━━━ Input data ━━━

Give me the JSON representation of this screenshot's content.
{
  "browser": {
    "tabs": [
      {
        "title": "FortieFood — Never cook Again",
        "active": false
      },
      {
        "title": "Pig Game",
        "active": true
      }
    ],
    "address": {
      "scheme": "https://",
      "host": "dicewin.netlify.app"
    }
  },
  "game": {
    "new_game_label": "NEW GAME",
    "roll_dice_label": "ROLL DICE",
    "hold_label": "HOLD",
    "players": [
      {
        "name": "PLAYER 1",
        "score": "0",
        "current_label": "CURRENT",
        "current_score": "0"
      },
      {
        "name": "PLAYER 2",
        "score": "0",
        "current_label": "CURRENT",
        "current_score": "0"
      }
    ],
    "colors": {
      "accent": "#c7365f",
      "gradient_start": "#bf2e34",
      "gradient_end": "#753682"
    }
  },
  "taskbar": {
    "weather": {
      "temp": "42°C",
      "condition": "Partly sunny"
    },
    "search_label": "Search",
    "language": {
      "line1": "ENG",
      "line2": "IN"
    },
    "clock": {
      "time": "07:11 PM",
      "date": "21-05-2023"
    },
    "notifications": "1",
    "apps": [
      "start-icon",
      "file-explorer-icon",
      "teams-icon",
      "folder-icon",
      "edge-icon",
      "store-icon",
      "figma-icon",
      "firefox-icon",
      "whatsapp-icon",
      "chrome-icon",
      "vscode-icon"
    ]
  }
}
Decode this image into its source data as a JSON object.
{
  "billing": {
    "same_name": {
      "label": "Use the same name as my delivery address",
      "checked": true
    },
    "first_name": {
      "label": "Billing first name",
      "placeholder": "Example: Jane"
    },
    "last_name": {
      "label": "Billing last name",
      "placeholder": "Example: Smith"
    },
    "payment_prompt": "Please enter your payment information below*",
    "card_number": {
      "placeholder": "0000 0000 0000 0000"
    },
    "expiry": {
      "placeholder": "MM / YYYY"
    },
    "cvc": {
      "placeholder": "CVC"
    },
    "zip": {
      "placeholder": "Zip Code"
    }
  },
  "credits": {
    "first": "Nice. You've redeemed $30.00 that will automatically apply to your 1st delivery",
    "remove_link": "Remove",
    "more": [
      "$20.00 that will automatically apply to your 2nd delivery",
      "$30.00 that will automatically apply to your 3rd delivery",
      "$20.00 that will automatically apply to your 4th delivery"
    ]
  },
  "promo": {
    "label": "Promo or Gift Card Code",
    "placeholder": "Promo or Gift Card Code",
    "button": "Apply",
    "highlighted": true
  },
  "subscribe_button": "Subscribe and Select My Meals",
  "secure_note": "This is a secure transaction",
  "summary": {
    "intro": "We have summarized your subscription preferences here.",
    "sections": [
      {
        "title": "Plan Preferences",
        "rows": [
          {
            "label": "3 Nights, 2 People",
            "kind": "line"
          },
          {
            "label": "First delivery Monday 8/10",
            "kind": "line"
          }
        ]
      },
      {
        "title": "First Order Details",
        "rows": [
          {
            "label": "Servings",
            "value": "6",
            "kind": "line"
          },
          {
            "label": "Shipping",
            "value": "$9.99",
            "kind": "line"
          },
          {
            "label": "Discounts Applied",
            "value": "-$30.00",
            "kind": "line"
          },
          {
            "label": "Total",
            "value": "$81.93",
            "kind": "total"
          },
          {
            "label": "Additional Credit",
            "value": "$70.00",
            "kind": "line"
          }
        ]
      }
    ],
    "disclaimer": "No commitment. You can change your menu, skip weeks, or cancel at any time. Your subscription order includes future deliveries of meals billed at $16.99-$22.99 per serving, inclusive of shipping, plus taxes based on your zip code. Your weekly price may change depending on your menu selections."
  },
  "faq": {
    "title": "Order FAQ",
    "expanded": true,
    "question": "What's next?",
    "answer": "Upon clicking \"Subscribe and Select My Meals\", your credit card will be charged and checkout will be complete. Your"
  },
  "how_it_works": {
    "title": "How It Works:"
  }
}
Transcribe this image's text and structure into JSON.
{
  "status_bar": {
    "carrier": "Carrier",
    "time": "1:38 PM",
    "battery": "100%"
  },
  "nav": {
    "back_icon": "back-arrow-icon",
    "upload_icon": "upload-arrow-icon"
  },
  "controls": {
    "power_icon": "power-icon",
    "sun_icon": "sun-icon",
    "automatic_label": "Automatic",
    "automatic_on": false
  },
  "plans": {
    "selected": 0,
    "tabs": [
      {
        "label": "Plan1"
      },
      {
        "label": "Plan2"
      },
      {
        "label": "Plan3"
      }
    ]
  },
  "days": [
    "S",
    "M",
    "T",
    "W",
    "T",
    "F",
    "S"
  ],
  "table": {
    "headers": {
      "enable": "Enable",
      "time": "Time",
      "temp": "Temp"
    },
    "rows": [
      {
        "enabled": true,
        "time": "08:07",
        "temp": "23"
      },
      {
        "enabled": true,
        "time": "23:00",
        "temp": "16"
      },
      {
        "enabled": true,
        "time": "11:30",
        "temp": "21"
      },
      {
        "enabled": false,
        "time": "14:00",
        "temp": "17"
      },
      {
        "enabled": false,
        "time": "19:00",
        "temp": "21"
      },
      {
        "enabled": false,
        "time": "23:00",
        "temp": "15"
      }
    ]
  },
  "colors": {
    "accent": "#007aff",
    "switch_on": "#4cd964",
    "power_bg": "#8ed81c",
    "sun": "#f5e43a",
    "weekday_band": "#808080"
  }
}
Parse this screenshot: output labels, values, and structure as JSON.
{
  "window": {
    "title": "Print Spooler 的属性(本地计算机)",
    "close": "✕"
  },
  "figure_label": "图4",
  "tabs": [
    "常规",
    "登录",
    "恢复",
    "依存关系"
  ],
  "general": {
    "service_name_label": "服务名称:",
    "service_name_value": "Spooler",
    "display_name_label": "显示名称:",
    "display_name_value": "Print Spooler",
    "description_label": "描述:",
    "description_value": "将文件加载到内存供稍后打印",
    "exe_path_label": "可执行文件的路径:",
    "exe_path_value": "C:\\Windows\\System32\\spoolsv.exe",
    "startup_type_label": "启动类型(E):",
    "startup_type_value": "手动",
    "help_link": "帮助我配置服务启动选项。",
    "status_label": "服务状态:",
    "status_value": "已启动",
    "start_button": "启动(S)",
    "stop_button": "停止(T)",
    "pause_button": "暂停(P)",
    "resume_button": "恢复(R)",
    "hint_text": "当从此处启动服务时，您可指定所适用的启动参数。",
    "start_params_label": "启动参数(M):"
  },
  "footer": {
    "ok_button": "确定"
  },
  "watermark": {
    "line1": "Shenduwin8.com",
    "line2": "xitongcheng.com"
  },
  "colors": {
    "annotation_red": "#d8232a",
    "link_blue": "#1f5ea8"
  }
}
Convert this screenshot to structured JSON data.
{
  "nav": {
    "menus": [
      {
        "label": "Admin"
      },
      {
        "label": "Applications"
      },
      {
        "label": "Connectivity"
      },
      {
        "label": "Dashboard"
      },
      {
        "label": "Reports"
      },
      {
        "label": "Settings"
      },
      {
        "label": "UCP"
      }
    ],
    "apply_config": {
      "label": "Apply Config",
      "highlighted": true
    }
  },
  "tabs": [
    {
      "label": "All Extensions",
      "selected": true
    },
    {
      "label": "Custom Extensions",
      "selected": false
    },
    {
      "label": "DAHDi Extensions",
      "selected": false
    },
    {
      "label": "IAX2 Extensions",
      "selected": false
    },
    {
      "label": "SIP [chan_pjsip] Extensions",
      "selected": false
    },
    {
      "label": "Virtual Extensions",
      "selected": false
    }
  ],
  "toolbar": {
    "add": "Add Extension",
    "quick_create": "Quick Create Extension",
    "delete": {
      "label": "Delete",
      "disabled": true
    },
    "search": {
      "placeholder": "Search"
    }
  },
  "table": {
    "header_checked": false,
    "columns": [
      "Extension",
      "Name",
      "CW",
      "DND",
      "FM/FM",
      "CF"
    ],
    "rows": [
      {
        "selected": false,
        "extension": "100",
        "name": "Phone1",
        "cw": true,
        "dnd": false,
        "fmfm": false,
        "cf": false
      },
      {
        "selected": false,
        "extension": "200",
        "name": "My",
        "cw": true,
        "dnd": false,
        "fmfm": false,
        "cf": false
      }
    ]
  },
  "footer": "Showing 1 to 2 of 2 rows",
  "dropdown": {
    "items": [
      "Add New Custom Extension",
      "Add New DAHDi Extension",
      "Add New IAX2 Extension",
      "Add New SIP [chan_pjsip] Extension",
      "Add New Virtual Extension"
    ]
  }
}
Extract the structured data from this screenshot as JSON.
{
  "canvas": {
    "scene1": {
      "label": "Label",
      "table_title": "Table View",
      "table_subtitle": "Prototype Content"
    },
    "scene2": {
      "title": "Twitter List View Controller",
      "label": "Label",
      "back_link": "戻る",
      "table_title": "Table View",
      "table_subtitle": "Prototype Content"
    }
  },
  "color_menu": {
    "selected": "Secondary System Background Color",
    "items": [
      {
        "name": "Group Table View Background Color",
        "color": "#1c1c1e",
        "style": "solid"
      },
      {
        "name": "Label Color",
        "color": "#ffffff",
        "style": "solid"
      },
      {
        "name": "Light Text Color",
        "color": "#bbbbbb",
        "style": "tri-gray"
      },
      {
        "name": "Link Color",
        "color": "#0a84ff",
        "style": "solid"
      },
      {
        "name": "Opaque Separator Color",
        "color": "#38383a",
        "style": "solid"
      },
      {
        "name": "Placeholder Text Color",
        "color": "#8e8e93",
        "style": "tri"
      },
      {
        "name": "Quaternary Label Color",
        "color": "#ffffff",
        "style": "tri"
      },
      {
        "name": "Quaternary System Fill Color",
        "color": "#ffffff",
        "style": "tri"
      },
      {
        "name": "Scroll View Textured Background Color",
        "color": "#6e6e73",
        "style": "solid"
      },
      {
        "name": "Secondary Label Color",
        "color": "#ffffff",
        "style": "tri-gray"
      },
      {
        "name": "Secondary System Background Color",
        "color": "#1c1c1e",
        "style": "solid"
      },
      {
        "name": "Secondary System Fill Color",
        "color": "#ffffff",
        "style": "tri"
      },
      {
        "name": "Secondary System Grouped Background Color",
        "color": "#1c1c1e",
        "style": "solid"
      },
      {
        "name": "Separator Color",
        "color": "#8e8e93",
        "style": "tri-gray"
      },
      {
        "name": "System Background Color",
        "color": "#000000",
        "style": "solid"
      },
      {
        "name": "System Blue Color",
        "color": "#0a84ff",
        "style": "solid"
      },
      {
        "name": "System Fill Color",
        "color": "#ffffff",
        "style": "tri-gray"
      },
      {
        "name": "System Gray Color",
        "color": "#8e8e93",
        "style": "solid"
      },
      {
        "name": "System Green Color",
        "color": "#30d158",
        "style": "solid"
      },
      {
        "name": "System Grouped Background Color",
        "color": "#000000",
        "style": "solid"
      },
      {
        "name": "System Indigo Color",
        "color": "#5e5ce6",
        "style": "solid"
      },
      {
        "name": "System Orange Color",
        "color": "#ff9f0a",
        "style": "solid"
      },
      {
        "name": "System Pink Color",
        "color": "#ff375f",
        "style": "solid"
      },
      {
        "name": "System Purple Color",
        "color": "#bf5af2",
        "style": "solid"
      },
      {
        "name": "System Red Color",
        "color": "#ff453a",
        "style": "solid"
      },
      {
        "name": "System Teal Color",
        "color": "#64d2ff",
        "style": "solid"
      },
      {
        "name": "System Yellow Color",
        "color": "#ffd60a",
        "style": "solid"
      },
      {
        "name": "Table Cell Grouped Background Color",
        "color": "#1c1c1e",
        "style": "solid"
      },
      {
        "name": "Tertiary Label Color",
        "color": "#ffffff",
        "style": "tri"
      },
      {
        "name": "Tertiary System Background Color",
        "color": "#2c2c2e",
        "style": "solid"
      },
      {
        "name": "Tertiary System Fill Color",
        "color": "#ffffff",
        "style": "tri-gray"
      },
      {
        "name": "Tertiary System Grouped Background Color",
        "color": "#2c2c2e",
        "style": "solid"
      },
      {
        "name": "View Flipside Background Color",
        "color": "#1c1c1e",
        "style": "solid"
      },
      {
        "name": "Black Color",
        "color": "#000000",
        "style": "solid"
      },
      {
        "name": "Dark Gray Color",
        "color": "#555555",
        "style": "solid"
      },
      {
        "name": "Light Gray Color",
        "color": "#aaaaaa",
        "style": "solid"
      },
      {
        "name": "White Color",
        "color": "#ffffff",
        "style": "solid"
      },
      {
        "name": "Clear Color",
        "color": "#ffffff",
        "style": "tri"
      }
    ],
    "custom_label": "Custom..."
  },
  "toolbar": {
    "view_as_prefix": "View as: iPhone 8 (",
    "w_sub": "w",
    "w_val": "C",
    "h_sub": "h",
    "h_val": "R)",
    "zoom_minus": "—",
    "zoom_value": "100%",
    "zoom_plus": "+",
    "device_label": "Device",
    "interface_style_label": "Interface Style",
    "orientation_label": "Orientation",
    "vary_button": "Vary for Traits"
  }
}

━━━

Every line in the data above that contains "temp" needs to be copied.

Response:
      "temp": "42°C",
      "temp": "Temp"
        "temp": "23"
        "temp": "16"
        "temp": "21"
        "temp": "17"
        "temp": "21"
        "temp": "15"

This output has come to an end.